Andrea Graham’s lastest PODS are whimsical, colorful creatures exuding an organic beauty. “It began with plant forms and a political message and has evolved into little humorous plant/alien/animals that, when placed in a group, look like little families,” says Graham of her new collection. They are addictive—for viewers and for Graham.
“I had the intention of moving on from PODS when I began teaching them, but they keep spilling out. I do have other work I am working on, but as long as they are evolving, I will continue with these.”
A lot of work goes into the preparation of her artwork. “The creative time begins long before my hands hit the fleece. For bags and such, I design as I go, so more thinking and introspection in the assembly process.” But in the end, Graham relishes the freedom of the work she does. “There are no rules. It always varies. My work represents my views, my vision, my somewhat dark side and sense of humour.”
Andrea’s first began needle felting to make toys for her children when they were young. She found the art form more accessible, considering the ages of her children, and she liked the “added bonus” of making their toys for them. But her passion soon led her explore wet felting, and what she calls her “quest to learn from some of the best,” such as Chris White, Jorie Johnson, Karoliina Arvilommi (and her partner, Rod Welch), Chad Alice Hagen, Sharon Costello.
Andrea always keeps her sketchbook close for the frequent moments when inspiration strikes her, and she’s always working on a variety of projects. “I have the luxury (most of the time) to pick and choose each day whatever I feel like working on as I have a diverse array of places that I send work. I do, however, always come back to 3d form. I cannot explain why,
but dimension is just ‘me.’”
She also loves teaching, especially students who have already begun to work with felt and are looking to expand their skills, as Graham did when she was first starting out. She tells her students to “just keep going, keep exploring. No need to reinvent the wheel as there are many who have come before you and are willing to share their expertise.

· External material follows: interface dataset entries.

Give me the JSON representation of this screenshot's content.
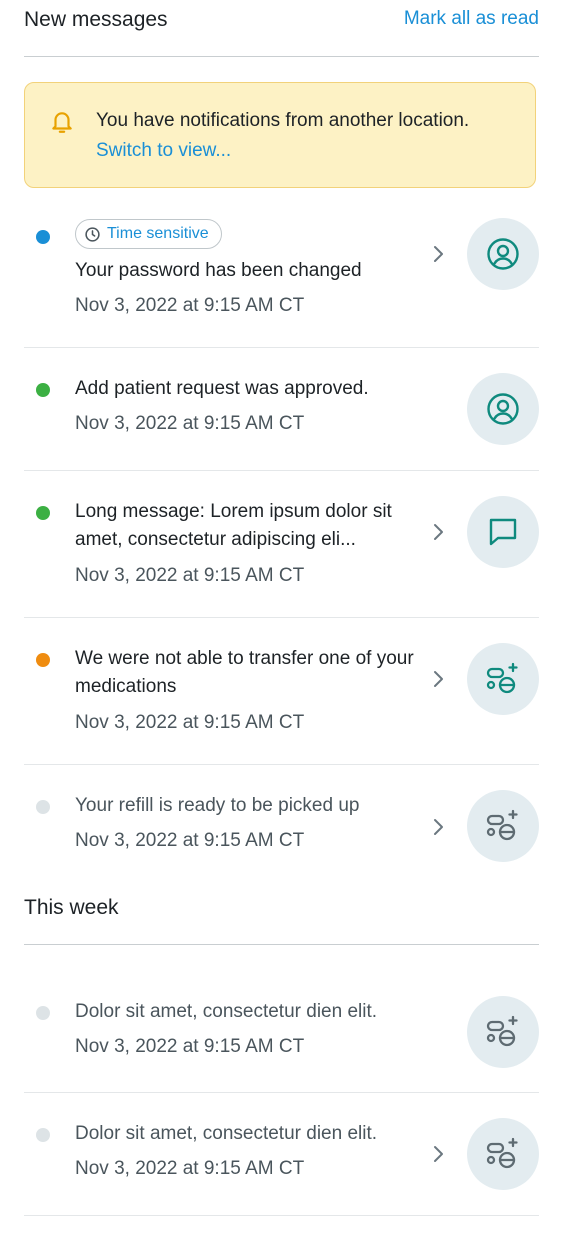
{
  "new_messages": {
    "title": "New messages",
    "mark_all": "Mark all as read"
  },
  "banner": {
    "message": "You have notifications from another location.",
    "link": "Switch to view..."
  },
  "notifications": [
    {
      "badge": "Time sensitive",
      "text": "Your password has been changed",
      "date": "Nov 3, 2022 at 9:15 AM CT",
      "dot_color": "#1a8fd6",
      "icon": "user-icon",
      "has_chevron": true
    },
    {
      "text": "Add patient request was approved.",
      "date": "Nov 3, 2022 at 9:15 AM CT",
      "dot_color": "#3cb043",
      "icon": "user-icon",
      "has_chevron": false
    },
    {
      "text": "Long message: Lorem ipsum dolor sit amet, consectetur adipiscing eli...",
      "date": "Nov 3, 2022 at 9:15 AM CT",
      "dot_color": "#3cb043",
      "icon": "message-icon",
      "has_chevron": true
    },
    {
      "text": "We were not able to transfer one of your medications",
      "date": "Nov 3, 2022 at 9:15 AM CT",
      "dot_color": "#ef8c10",
      "icon": "medication-icon",
      "has_chevron": true
    },
    {
      "text": "Your refill is ready to be picked up",
      "date": "Nov 3, 2022 at 9:15 AM CT",
      "dot_color": "#dde3e6",
      "icon": "medication-icon",
      "has_chevron": true
    }
  ],
  "this_week": {
    "title": "This week",
    "items": [
      {
        "text": "Dolor sit amet, consectetur dien elit.",
        "date": "Nov 3, 2022 at 9:15 AM CT",
        "dot_color": "#dde3e6",
        "icon": "medication-icon",
        "has_chevron": false
      },
      {
        "text": "Dolor sit amet, consectetur dien elit.",
        "date": "Nov 3, 2022 at 9:15 AM CT",
        "dot_color": "#dde3e6",
        "icon": "medication-icon",
        "has_chevron": true
      }
    ]
  },
  "colors": {
    "accent_blue": "#1a8fd6",
    "teal_icon": "#0f8a7e",
    "gray_icon": "#5e6b72",
    "banner_bg": "#fdf2c5",
    "banner_border": "#f2d27a"
  }
}
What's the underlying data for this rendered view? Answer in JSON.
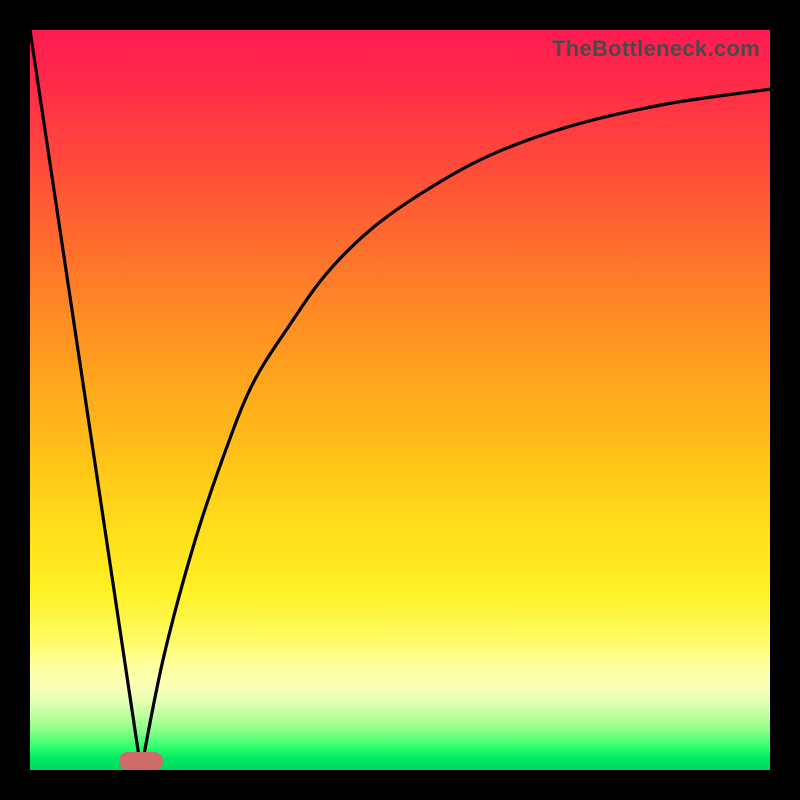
{
  "watermark": "TheBottleneck.com",
  "chart_data": {
    "type": "line",
    "title": "",
    "xlabel": "",
    "ylabel": "",
    "xlim": [
      0,
      100
    ],
    "ylim": [
      0,
      100
    ],
    "grid": false,
    "legend": false,
    "series": [
      {
        "name": "left-line",
        "x": [
          0,
          15
        ],
        "y": [
          100,
          0
        ]
      },
      {
        "name": "right-curve",
        "x": [
          15,
          18,
          22,
          26,
          30,
          35,
          40,
          46,
          53,
          62,
          73,
          86,
          100
        ],
        "y": [
          0,
          15,
          30,
          42,
          52,
          60,
          67,
          73,
          78,
          83,
          87,
          90,
          92
        ]
      }
    ],
    "marker": {
      "name": "bottleneck-marker",
      "x_center": 15,
      "width_pct": 6,
      "color": "#cf6b68"
    },
    "background_gradient": {
      "top": "#ff1a52",
      "mid": "#ffdf1a",
      "bottom": "#00d85c"
    }
  }
}
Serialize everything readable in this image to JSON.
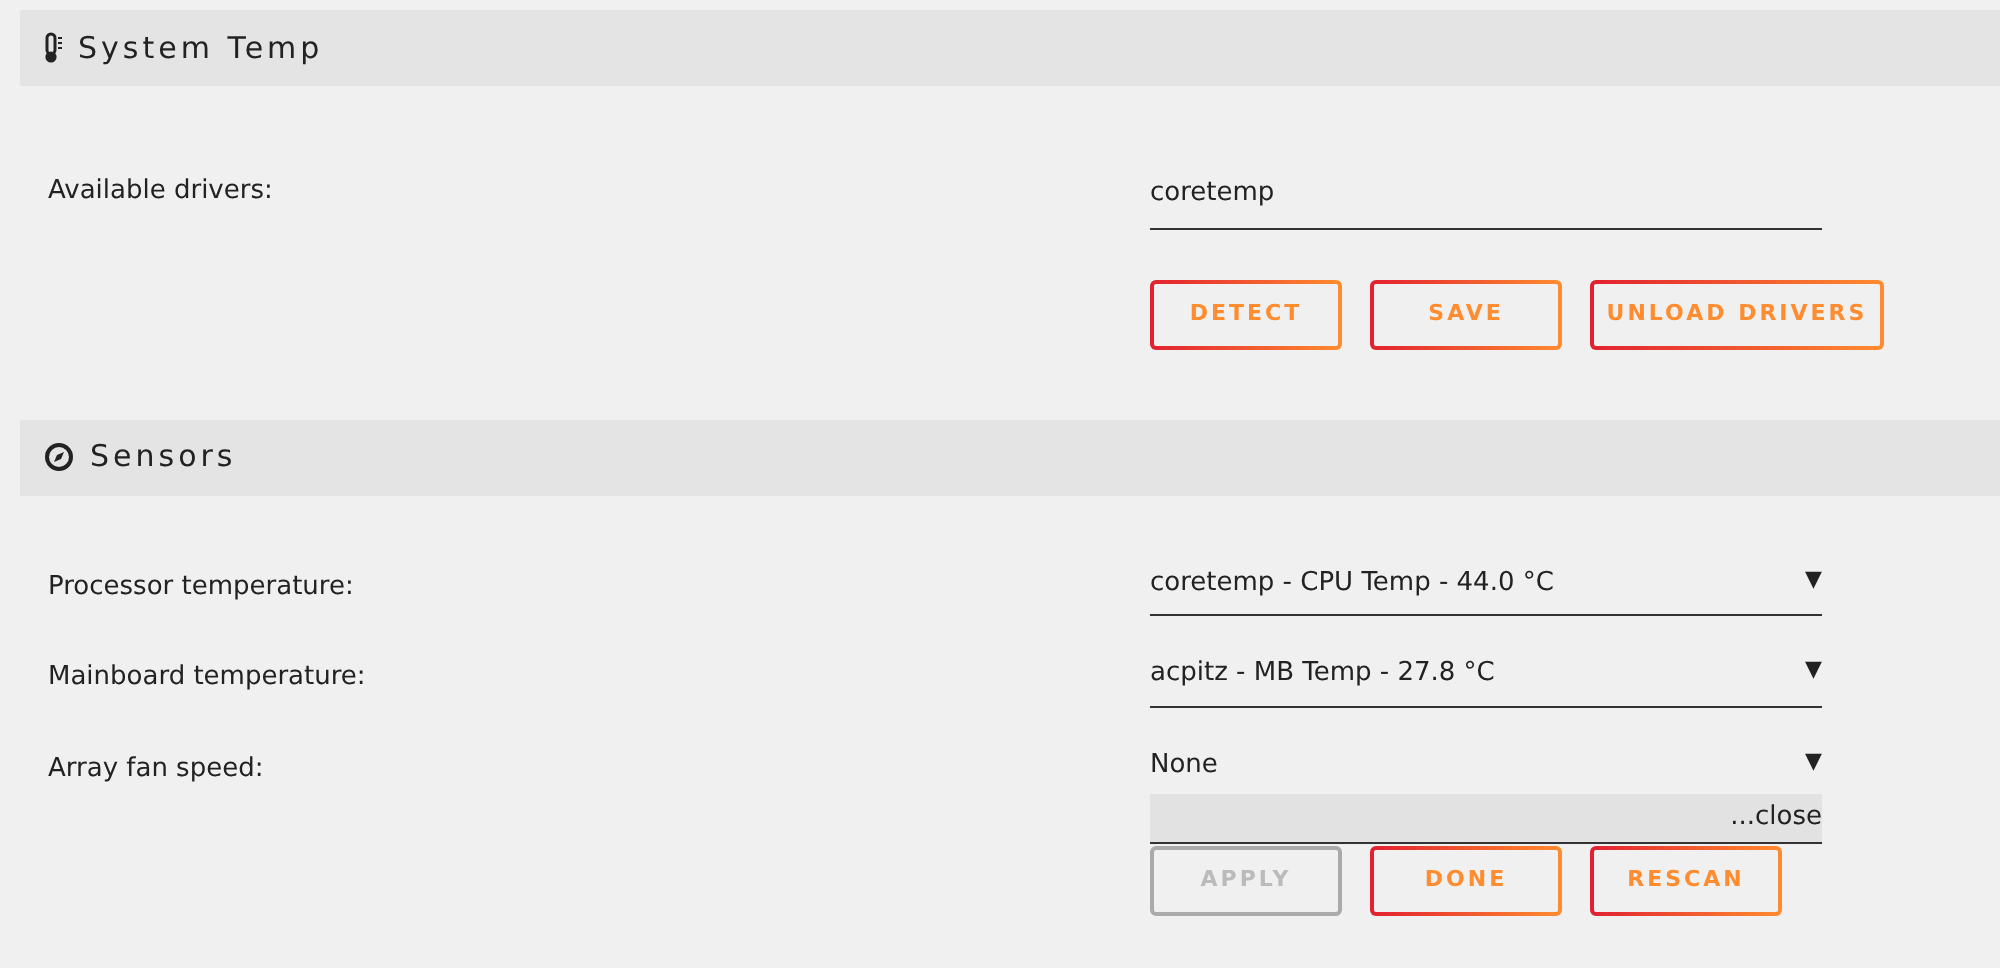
{
  "system_temp": {
    "title": "System Temp",
    "label": "Available drivers:",
    "value": "coretemp",
    "buttons": [
      {
        "label": "DETECT",
        "disabled": false
      },
      {
        "label": "SAVE",
        "disabled": false
      },
      {
        "label": "UNLOAD DRIVERS",
        "disabled": false
      }
    ]
  },
  "sensors": {
    "title": "Sensors",
    "rows": [
      {
        "label": "Processor temperature:",
        "value": "coretemp - CPU Temp - 44.0 °C",
        "arrow": "▼"
      },
      {
        "label": "Mainboard temperature:",
        "value": "acpitz - MB Temp - 27.8 °C",
        "arrow": "▼"
      },
      {
        "label": "Array fan speed:",
        "value": "None",
        "arrow": "▼"
      }
    ],
    "close": "...close",
    "buttons": [
      {
        "label": "APPLY",
        "disabled": true
      },
      {
        "label": "DONE",
        "disabled": false
      },
      {
        "label": "RESCAN",
        "disabled": false
      }
    ]
  }
}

Seek them out and learn from them…and then keep going.”
Because of the help she received, Graham feels particularly called to pass on her knowledge. She currently is giving one-on-one instruction via webcam. “It is more affordable than traveling and you have my undivided attention and we can focus on your specific interest,” says Graham. Those interested can email Graham at firstname.lastname@example.org.
Shows and workshops can be seen on her website, www.andrea-graham.com, and you can view more of her work at
http://andrea-graham.blogspot.ca/ and purchase things via her Etsy store, http://www.etsy.com/people/AndreaGraham.